Task instructions
Reproduce the records below exactly as given.

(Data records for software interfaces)

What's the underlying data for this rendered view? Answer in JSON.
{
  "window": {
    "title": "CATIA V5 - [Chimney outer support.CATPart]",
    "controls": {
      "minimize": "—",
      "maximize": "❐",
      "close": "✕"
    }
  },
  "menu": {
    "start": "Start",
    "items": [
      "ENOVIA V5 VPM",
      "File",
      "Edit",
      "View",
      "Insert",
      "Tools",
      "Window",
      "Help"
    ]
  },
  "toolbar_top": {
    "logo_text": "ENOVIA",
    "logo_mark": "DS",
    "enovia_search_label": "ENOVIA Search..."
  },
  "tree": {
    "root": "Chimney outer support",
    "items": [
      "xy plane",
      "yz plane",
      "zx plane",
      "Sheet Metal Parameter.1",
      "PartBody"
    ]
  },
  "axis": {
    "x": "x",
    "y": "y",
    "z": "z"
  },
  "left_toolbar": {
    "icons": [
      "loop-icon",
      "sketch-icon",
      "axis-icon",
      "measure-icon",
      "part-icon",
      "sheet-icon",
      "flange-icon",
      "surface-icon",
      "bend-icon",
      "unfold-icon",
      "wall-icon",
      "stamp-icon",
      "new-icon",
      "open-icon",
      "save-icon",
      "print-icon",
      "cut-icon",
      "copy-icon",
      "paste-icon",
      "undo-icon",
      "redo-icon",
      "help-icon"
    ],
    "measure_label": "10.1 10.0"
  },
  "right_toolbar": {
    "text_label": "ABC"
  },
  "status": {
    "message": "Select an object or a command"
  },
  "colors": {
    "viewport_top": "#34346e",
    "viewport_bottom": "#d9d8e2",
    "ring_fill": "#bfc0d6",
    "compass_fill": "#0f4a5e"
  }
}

Answer to this exercise
What's the underlying data for this rendered view? Answer in JSON.
{
  "window": {
    "title": "CATIA V5 - [Chimney outer support.CATPart]",
    "controls": {
      "minimize": "—",
      "maximize": "❐",
      "close": "✕"
    }
  },
  "menu": {
    "start": "Start",
    "items": [
      "ENOVIA V5 VPM",
      "File",
      "Edit",
      "View",
      "Insert",
      "Tools",
      "Window",
      "Help"
    ]
  },
  "toolbar_top": {
    "logo_text": "ENOVIA",
    "logo_mark": "DS",
    "enovia_search_label": "ENOVIA Search..."
  },
  "tree": {
    "root": "Chimney outer support",
    "items": [
      "xy plane",
      "yz plane",
      "zx plane",
      "Sheet Metal Parameter.1",
      "PartBody"
    ]
  },
  "axis": {
    "x": "x",
    "y": "y",
    "z": "z"
  },
  "left_toolbar": {
    "icons": [
      "loop-icon",
      "sketch-icon",
      "axis-icon",
      "measure-icon",
      "part-icon",
      "sheet-icon",
      "flange-icon",
      "surface-icon",
      "bend-icon",
      "unfold-icon",
      "wall-icon",
      "stamp-icon",
      "new-icon",
      "open-icon",
      "save-icon",
      "print-icon",
      "cut-icon",
      "copy-icon",
      "paste-icon",
      "undo-icon",
      "redo-icon",
      "help-icon"
    ],
    "measure_label": "10.1 10.0"
  },
  "right_toolbar": {
    "text_label": "ABC"
  },
  "status": {
    "message": "Select an object or a command"
  },
  "colors": {
    "viewport_top": "#34346e",
    "viewport_bottom": "#d9d8e2",
    "ring_fill": "#bfc0d6",
    "compass_fill": "#0f4a5e"
  }
}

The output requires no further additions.